#### Data extract ####
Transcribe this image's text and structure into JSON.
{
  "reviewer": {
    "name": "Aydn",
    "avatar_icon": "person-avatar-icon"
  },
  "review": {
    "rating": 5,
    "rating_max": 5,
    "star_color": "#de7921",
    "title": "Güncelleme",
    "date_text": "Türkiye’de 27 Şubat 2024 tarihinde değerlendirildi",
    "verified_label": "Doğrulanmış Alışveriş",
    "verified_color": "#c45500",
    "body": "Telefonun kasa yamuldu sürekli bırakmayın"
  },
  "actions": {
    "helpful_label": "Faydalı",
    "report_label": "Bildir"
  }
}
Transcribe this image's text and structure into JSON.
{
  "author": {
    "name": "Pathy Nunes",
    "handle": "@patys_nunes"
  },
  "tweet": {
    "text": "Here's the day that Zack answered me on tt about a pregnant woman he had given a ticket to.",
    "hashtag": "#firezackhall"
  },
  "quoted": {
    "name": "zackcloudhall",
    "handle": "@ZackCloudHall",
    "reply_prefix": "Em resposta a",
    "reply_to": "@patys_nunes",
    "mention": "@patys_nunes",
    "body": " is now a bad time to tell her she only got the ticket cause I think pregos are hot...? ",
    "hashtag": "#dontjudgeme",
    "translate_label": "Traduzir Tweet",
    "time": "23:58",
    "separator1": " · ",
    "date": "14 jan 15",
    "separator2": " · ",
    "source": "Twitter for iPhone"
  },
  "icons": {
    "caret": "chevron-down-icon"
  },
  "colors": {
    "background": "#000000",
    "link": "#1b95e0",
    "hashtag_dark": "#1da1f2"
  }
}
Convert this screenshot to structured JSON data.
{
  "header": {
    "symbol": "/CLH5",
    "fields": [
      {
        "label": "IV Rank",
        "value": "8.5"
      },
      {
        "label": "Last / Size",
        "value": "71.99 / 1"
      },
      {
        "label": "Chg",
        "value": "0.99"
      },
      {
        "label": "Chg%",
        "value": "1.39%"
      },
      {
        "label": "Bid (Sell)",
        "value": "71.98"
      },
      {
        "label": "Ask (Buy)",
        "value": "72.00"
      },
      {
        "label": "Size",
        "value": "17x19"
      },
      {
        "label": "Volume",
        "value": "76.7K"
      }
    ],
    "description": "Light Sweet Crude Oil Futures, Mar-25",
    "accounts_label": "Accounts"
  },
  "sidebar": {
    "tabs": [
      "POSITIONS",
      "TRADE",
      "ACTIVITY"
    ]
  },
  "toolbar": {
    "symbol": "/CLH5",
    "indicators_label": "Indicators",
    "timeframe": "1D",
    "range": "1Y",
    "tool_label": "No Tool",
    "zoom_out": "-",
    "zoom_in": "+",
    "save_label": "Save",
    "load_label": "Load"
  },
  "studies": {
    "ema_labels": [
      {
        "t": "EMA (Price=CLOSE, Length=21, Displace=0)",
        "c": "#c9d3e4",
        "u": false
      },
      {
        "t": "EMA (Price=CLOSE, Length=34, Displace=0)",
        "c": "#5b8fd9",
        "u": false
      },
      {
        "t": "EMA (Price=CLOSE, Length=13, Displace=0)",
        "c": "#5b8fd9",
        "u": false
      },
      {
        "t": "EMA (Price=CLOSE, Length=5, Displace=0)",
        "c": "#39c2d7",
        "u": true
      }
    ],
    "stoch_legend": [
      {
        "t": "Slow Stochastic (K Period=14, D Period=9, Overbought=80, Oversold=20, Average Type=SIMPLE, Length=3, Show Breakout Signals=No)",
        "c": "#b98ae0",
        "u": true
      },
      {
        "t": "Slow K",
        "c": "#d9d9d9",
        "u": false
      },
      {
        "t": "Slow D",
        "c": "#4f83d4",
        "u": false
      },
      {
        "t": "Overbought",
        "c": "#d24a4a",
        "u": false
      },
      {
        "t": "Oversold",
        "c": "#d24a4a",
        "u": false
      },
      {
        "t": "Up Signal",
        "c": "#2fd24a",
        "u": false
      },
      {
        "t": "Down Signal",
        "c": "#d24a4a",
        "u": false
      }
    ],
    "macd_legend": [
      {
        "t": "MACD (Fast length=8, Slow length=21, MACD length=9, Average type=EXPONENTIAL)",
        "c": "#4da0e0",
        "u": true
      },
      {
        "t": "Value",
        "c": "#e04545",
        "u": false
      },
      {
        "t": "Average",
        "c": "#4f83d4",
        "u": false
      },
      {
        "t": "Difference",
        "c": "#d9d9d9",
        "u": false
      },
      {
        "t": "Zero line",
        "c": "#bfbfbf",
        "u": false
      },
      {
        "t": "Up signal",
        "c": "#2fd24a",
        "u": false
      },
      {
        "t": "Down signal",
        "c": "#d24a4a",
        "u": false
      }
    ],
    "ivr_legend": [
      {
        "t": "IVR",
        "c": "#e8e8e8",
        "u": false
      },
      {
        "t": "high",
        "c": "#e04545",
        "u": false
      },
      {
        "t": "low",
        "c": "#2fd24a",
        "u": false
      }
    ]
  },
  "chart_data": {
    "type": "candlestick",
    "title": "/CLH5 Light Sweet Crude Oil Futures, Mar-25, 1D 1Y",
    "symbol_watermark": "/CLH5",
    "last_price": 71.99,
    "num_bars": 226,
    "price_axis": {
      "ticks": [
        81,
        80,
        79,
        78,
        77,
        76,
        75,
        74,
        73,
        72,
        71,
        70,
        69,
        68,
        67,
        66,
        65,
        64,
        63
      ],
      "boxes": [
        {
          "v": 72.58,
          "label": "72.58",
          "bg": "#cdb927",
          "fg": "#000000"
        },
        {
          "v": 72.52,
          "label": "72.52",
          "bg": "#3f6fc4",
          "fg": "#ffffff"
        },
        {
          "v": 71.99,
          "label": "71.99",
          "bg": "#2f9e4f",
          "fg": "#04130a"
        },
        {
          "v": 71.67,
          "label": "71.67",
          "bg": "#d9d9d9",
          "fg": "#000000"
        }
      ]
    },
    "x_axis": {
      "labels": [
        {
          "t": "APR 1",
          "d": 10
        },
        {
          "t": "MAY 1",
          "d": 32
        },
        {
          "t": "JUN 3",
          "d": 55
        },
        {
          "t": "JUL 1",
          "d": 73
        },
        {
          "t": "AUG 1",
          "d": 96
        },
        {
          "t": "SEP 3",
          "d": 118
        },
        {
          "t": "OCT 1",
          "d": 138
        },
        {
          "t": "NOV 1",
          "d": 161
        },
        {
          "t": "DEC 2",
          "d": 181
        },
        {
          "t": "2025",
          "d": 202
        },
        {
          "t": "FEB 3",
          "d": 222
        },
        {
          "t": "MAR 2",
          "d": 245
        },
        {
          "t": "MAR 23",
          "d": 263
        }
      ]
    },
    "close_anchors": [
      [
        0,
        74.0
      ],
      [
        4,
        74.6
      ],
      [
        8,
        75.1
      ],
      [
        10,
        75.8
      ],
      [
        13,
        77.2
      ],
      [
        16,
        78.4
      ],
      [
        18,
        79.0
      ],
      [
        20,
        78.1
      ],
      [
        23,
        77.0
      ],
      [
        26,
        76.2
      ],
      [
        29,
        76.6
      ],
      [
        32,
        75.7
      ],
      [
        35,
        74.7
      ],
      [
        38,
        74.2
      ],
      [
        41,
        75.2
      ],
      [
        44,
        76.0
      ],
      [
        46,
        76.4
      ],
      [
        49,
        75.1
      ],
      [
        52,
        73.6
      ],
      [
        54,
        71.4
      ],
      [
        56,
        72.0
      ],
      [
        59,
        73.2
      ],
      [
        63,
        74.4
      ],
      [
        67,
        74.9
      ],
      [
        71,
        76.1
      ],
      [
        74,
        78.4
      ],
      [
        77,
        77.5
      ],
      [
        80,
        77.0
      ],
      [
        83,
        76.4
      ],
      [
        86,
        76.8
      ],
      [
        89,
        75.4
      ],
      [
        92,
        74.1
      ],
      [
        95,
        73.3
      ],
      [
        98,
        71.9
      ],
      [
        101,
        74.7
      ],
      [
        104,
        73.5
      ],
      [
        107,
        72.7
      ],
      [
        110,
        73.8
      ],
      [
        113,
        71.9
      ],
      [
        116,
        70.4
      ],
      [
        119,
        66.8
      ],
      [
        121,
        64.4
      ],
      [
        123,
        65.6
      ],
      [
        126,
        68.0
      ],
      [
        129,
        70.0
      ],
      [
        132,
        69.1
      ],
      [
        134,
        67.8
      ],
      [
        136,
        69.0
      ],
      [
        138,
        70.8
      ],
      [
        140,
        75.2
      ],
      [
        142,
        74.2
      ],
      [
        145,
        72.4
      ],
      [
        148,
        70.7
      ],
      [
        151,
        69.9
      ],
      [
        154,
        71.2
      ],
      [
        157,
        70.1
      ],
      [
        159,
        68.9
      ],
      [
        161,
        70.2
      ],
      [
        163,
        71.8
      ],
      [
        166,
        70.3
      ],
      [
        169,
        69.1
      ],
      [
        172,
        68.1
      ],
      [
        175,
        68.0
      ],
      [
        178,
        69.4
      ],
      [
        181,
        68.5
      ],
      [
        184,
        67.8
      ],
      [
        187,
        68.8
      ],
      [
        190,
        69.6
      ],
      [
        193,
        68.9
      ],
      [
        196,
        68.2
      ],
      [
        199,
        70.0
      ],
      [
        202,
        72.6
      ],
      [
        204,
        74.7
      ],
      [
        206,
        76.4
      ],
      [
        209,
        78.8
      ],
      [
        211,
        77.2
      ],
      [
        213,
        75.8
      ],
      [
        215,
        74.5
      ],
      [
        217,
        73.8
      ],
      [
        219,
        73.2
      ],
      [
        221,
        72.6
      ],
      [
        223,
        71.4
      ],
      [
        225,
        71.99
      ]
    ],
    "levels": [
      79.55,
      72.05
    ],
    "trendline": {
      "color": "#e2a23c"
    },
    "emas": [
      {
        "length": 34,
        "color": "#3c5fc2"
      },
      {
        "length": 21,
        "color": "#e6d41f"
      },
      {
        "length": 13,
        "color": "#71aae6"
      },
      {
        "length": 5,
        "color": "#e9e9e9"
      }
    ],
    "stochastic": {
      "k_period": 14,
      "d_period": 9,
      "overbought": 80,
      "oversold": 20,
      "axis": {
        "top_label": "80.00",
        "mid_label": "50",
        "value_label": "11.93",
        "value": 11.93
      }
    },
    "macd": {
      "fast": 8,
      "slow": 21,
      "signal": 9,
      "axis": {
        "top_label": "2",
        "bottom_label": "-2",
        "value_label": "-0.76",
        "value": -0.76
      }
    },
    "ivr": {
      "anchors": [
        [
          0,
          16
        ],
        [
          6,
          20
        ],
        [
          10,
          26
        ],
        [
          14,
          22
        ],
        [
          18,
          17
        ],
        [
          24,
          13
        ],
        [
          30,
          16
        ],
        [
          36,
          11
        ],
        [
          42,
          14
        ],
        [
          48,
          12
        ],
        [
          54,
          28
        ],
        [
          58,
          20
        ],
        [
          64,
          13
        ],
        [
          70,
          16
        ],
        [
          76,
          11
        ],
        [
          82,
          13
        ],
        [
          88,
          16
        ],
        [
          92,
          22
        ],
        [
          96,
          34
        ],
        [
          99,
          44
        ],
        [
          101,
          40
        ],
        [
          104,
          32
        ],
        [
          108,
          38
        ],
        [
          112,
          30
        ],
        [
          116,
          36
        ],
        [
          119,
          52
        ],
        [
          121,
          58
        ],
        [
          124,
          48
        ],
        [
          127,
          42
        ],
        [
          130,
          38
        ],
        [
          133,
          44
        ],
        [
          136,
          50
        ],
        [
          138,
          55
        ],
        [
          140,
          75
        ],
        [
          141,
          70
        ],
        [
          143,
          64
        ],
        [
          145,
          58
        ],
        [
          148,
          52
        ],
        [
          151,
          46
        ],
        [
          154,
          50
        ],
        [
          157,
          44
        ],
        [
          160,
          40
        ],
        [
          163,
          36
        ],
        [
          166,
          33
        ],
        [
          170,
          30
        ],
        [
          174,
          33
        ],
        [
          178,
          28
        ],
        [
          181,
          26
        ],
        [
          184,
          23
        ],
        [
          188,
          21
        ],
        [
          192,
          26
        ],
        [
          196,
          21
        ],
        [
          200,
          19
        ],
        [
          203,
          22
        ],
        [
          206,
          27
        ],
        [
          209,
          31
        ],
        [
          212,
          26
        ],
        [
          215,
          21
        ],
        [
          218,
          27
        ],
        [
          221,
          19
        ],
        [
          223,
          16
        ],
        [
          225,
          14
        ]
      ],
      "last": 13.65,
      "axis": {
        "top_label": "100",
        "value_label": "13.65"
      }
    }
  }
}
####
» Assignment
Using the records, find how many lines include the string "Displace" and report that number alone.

» Result of the task
4